“People are smart. They understand market conditions, financial constraints, revenue shortfalls, and increased competition. They understand when a company can’t pay top-of-market salaries. What they don’t understand is when they don’t feel fairly compensated compared to other employees in similar positions, both inside and outside the company.”

“Fair is a concept that only exists in economic theories not based on effort.”* When you look at services like Glassdoor, you can quickly see that salary is only a single facet of employee compensation (and important one, and [generally] a large one, but only one). And it’s easy to get caught-up in the mindset of keeping up with the Joneses. While it is nice to have “more”, it’s important that honesty and transparency flow from management to employees as well as the other way around.


* publicizing compensation – why not?

how cold is it?

an oldy, but a goody


An annotated thermometer (degrees Fahrenheit)

+50
New York tenants turn on the heat
Minnesotans plant gardens

+40
Californians shiver uncontrollably
Minnesotans sunbathe

+35
Italian cars don’t start

+32
Distilled water freezes

+30
You can see your breath
You plan a vacation in Florida
Politicians begin to worry about the homeless
Minnesotans eat ice cream

+25
Boston water freezes
Californians weep pitiably
Cat insists on sleeping on your bed with you

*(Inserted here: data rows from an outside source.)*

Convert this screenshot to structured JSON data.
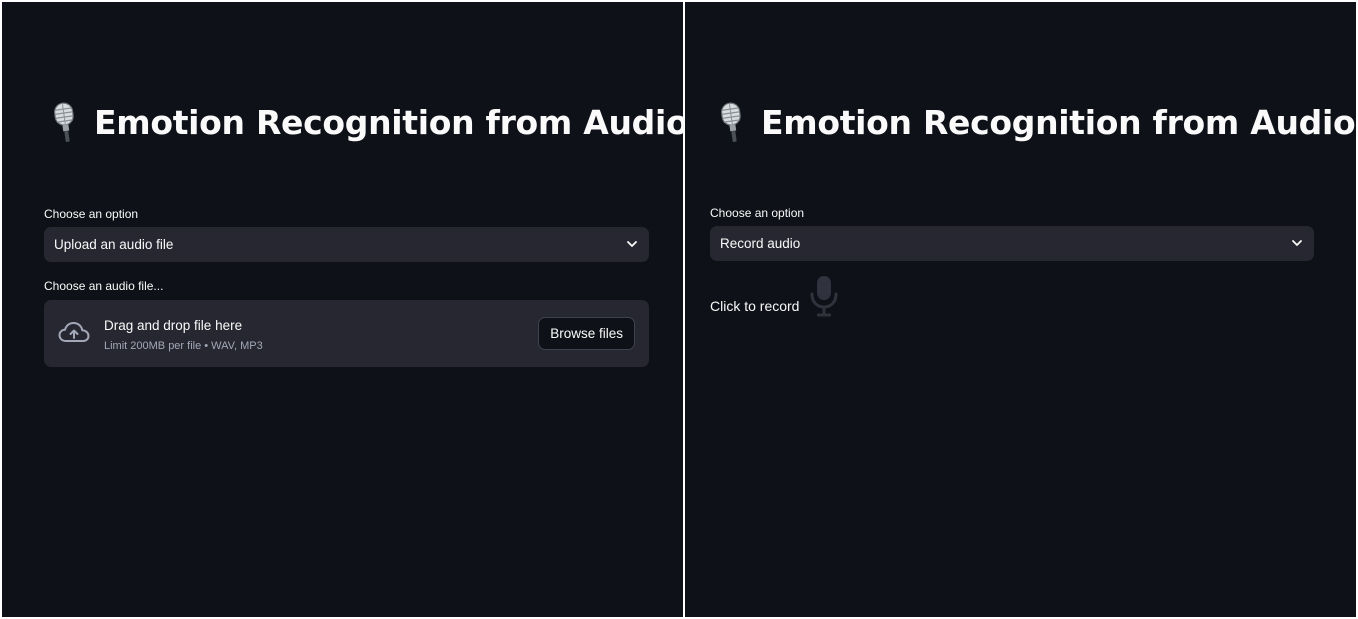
{
  "left_panel": {
    "title": "Emotion Recognition from Audio",
    "title_icon": "studio-microphone-icon",
    "option_label": "Choose an option",
    "option_selected": "Upload an audio file",
    "file_label": "Choose an audio file...",
    "dropzone_main": "Drag and drop file here",
    "dropzone_sub": "Limit 200MB per file • WAV, MP3",
    "browse_button": "Browse files",
    "upload_icon": "cloud-upload-icon"
  },
  "right_panel": {
    "title": "Emotion Recognition from Audio",
    "title_icon": "studio-microphone-icon",
    "option_label": "Choose an option",
    "option_selected": "Record audio",
    "record_label": "Click to record",
    "record_icon": "microphone-icon"
  },
  "colors": {
    "background": "#0e1117",
    "widget": "#262730",
    "text": "#fafafa",
    "muted_text": "#a3a8b8"
  }
}
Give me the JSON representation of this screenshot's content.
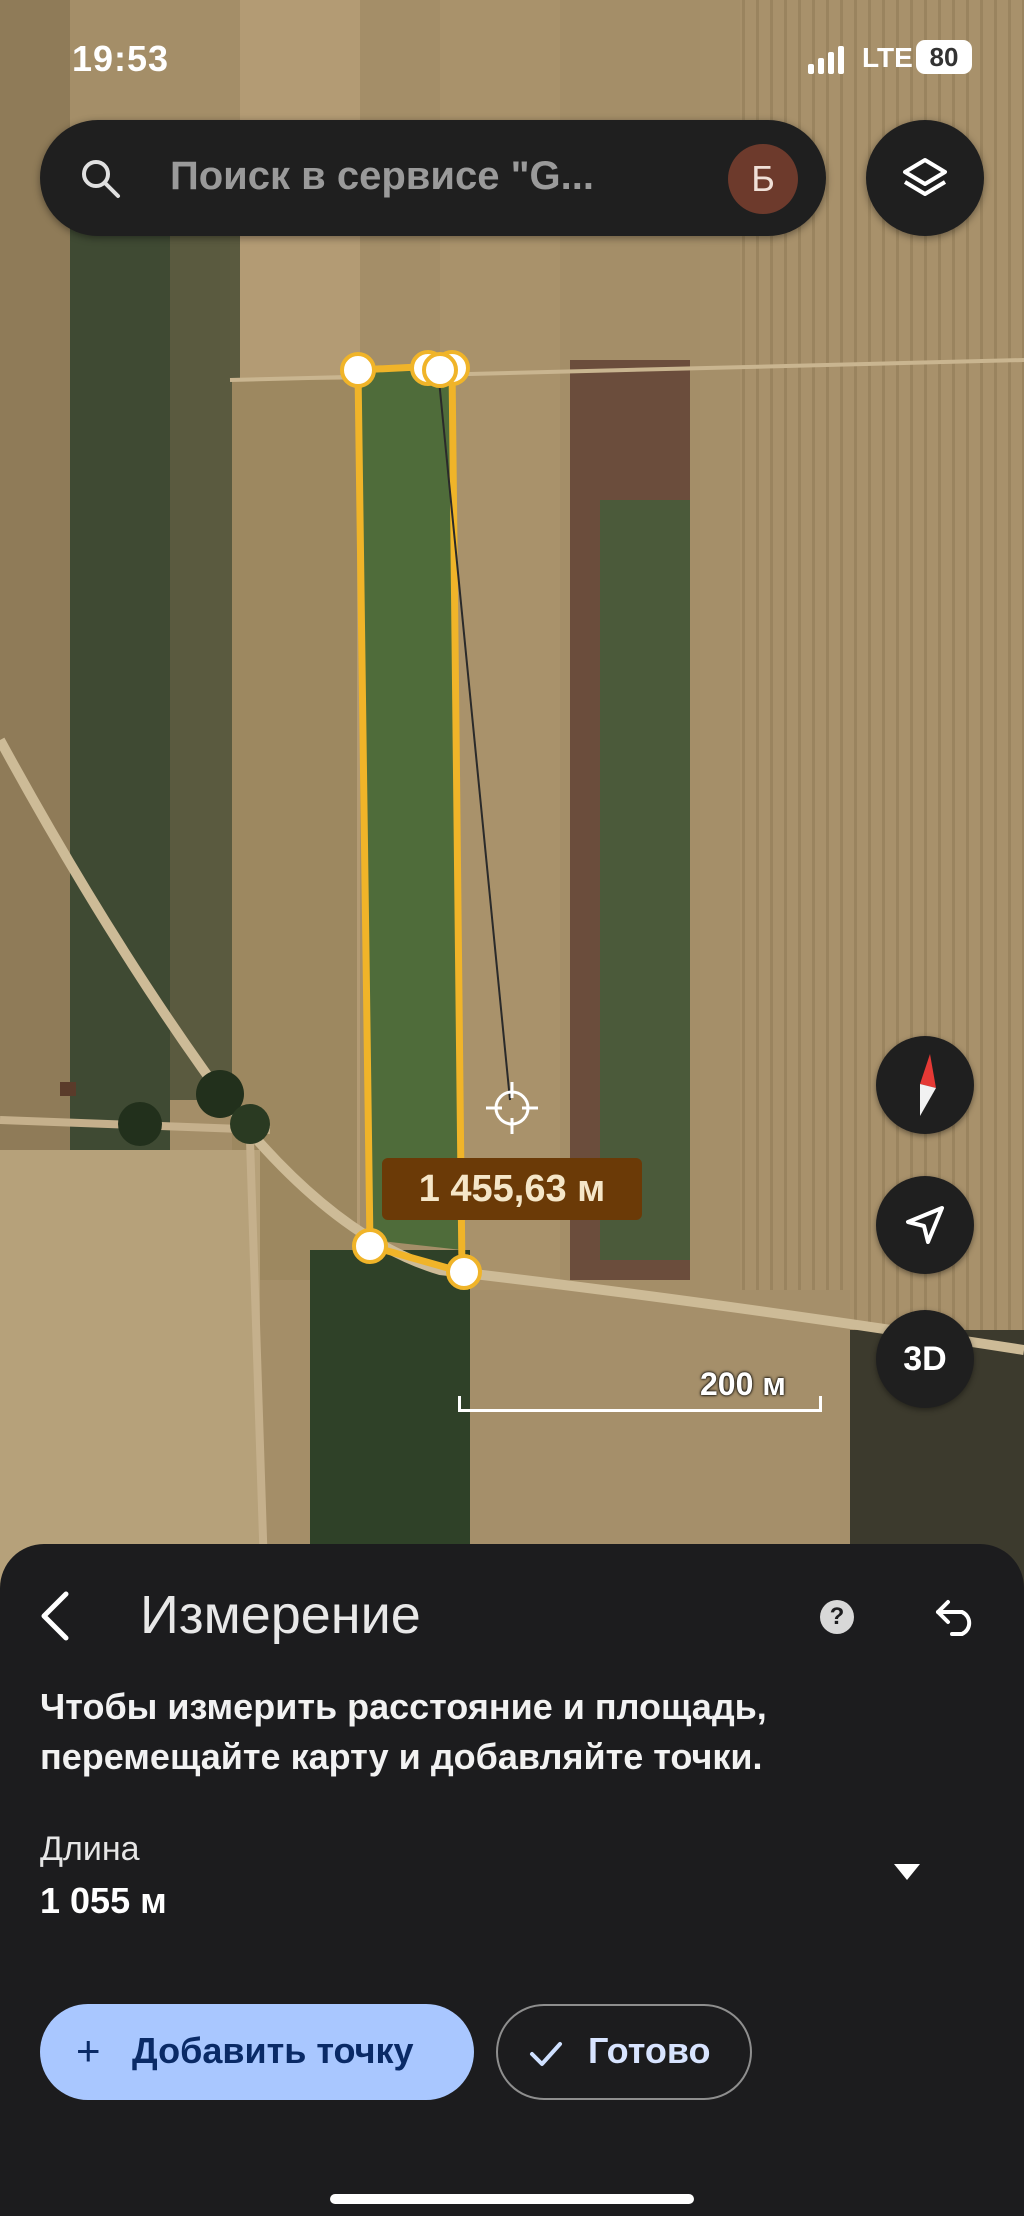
{
  "status_bar": {
    "time": "19:53",
    "network": "LTE",
    "battery": "80"
  },
  "search": {
    "placeholder": "Поиск в сервисе \"G...",
    "avatar_letter": "Б"
  },
  "map": {
    "type": "satellite",
    "measure_label": "1 455,63 м",
    "scale_label": "200 м",
    "btn_3d": "3D",
    "measure_color": "#f0b429"
  },
  "sheet": {
    "title": "Измерение",
    "help": "?",
    "instruction": "Чтобы измерить расстояние и площадь, перемещайте карту и добавляйте точки.",
    "length_label": "Длина",
    "length_value": "1 055 м",
    "add_point": "Добавить точку",
    "done": "Готово",
    "add_point_bg": "#a9c7ff"
  }
}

+20
Cleveland water freezes
San Franciscans start thinking favorably of LA
Minnesota Vikings fans put on T-shirts—-YEAH!!!

+15
You plan a vacation in CANCUN!!!!!
Minnesotans go swimming

+10
Politicians begin to talk about the homeless
Too cold to snow
You need jumper cables to get the car going

0
New York landlords turn on the heat

-5
You can hear your breath
You plan a vacation in Hawaii

-10
American cars don’t start
Too cold to skate

-15
You can cut your breath and use it to build an igloo
Miamians cease to exist
Minnesotans lick flagpoles

-20
Cat insists on sleeping in your pajamas with you
Politicians actually do something about the homeless
People in Duluth think about taking down screens

-25
Too cold to kiss
You need jumper cables to get the driver going
Japanese cars don’t start
Minnesota Twins head for spring training

-30
You plan a two-week hot bath
Minnesotans shovel snow off roof

-38
Mercury freezes
Too cold to think
Minnesotans button top button

-40
Californians disappear
Car insists on sleeping in your bed with you
Minnesotans put on sweaters

-50
Congressional hot air freezes
Alaskans close the bathroom window
Two Harbors Minnesota Agates practice indoors

-60
Walruses abandon Aleutians
Minnesotans put gloves away, take out mittens
Boy Scouts in Two Harbors Minnesota start Klondike Derby

-70
Minneapolis residents replace diving boards with hockey nets
Ridgeway snowmobilers organize trans-river race to Buffalo,WI
Lackore Boys start to complain while working on snowmobiles

-80
Polar bears abandon Baffin Island
Girl Scouts in Two Harbors Minnesota start Klondike Derby

-90
Lawyers chase ambulances for no more than 10 miles
Wisconsinites migrate to Minnesota thinking it MUST be warmer

-100
Santa Claus abandons North Pole
Minnesotans pull down earflaps

-173
Ethyl alcohol freezes
The University of Minnesota (Twin Cities Campus) closes

-445
Superconductivity
Lackore Boys quit working on snowmobiles.

-452
Helium becomes a liquid

-454
Hell freezes over

-456
Illinois drivers drop below 85 MPH on I-90

-458
Incumbent politician renounces a campaign contribution

-460 (Absolute Zero)
All atomic motion ceases
The University of Minnesota-Duluth is closed
Minnesotans alert us as to how it’s getting a mite nippy


refound here

a week without facebook…

…and a week to go.

Normally, I take about one big break for the book of the face every year – generally when my wife and I take a vacation somewhere 🙂

This year we’re upping the ante: while home – and accessible via SMS, email, Twitter, phone, Google+, etc – I’m on a two week Facebook break. And then, excluding some exceptions for special events and the like, both my wife and I are planning to also forgo Facebook on the weekends.

It’s far far too easy to get hooked on electronics and feel like you HAVE to reply instantly whenever that little iOS leash buzzes or your Android tether dings.


As a side note – I have been exceptionally happy with Buffer for maintaining some regularity of social media postings.